== Task item ==
In the records below, some lines hold the word "Exponential". Copy each of those lines.

== Stored records ==
*** Begin section ***

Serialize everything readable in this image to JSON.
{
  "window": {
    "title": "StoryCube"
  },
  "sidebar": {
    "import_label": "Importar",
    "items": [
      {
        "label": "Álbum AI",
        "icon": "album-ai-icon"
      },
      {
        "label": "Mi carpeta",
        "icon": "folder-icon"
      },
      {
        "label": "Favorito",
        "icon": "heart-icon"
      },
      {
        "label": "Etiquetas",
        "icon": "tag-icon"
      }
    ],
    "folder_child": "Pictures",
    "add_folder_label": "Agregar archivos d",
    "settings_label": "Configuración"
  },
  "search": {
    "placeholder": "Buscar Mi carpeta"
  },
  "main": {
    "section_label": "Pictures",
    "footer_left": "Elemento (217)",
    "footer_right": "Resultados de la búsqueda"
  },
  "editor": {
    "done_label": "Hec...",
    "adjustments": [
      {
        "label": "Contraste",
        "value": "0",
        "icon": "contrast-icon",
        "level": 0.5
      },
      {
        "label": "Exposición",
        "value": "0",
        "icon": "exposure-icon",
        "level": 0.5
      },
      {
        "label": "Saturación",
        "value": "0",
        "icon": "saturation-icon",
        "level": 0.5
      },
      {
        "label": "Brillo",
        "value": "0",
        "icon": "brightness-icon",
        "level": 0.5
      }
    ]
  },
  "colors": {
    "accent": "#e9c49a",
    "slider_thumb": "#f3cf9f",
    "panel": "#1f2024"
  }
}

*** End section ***
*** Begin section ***

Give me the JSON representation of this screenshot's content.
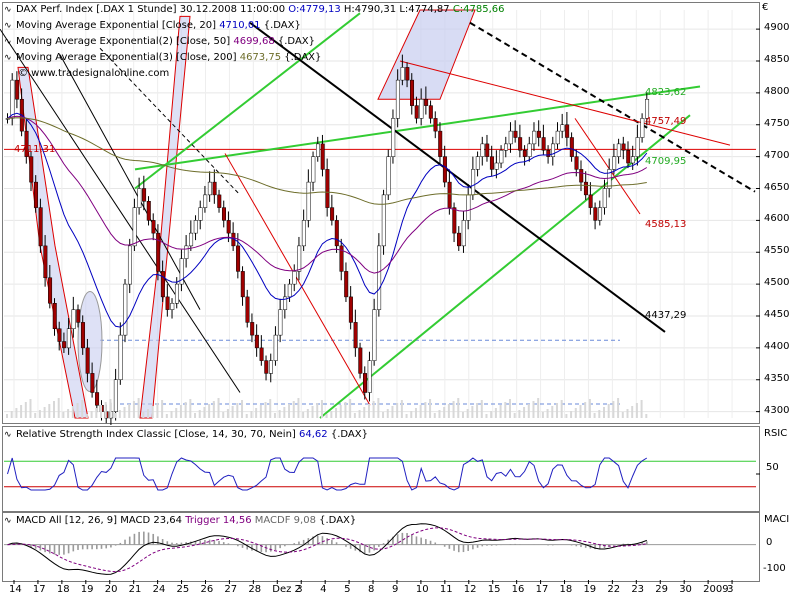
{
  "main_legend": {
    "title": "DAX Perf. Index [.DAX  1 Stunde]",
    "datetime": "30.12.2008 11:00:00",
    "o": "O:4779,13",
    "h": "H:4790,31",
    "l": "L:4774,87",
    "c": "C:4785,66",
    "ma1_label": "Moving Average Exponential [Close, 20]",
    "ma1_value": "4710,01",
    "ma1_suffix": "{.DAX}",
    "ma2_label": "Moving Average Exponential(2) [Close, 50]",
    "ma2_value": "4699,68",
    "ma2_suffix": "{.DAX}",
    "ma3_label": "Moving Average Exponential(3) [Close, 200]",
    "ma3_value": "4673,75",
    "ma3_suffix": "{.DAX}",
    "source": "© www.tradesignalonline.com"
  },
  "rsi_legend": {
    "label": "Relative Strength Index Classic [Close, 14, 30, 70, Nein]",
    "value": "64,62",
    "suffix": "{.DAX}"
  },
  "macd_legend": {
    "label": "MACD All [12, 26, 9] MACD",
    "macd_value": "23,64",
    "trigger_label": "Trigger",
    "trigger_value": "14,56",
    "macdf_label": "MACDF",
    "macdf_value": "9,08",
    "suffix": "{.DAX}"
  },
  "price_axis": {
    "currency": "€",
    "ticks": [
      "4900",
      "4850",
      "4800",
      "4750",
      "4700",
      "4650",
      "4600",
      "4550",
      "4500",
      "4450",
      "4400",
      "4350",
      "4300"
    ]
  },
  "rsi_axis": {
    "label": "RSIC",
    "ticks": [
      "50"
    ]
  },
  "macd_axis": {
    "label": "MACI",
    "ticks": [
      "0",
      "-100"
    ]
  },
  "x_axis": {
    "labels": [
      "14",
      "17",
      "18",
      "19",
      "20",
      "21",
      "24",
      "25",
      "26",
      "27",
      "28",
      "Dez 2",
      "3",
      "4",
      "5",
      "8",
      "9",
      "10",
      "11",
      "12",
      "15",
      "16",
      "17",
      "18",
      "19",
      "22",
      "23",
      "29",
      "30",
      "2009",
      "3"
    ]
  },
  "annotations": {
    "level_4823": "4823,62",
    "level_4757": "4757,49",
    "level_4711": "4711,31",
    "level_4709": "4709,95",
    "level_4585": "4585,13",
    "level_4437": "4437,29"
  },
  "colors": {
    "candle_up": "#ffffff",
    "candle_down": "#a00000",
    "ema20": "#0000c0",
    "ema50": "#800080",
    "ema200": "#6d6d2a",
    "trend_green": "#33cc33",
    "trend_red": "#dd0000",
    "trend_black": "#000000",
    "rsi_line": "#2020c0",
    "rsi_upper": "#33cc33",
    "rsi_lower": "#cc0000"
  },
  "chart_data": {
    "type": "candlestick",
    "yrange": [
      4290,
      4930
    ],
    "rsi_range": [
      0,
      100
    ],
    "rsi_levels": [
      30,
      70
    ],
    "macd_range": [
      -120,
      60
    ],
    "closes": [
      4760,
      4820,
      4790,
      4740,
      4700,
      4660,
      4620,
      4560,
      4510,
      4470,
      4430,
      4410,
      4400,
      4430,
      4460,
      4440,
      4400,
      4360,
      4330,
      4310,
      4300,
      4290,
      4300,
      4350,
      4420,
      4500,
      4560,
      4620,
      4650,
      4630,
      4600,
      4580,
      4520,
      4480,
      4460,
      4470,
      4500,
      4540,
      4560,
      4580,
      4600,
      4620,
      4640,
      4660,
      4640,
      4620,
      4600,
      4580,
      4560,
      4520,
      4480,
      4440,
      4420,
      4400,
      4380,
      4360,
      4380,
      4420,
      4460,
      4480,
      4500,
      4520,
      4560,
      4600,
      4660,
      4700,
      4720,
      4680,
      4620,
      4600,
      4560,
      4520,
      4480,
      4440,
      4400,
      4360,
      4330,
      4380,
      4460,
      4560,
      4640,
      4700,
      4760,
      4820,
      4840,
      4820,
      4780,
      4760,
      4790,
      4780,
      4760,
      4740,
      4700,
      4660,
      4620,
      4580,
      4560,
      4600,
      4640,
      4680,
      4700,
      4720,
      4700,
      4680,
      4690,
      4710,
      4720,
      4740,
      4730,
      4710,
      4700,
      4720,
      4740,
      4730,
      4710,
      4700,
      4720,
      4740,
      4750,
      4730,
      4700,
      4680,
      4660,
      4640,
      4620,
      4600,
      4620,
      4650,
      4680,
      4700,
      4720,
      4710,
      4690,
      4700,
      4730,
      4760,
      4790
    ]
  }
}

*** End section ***

== Answer space ==
    "ma1_label": "Moving Average Exponential [Close, 20]",
    "ma2_label": "Moving Average Exponential(2) [Close, 50]",
    "ma3_label": "Moving Average Exponential(3) [Close, 200]",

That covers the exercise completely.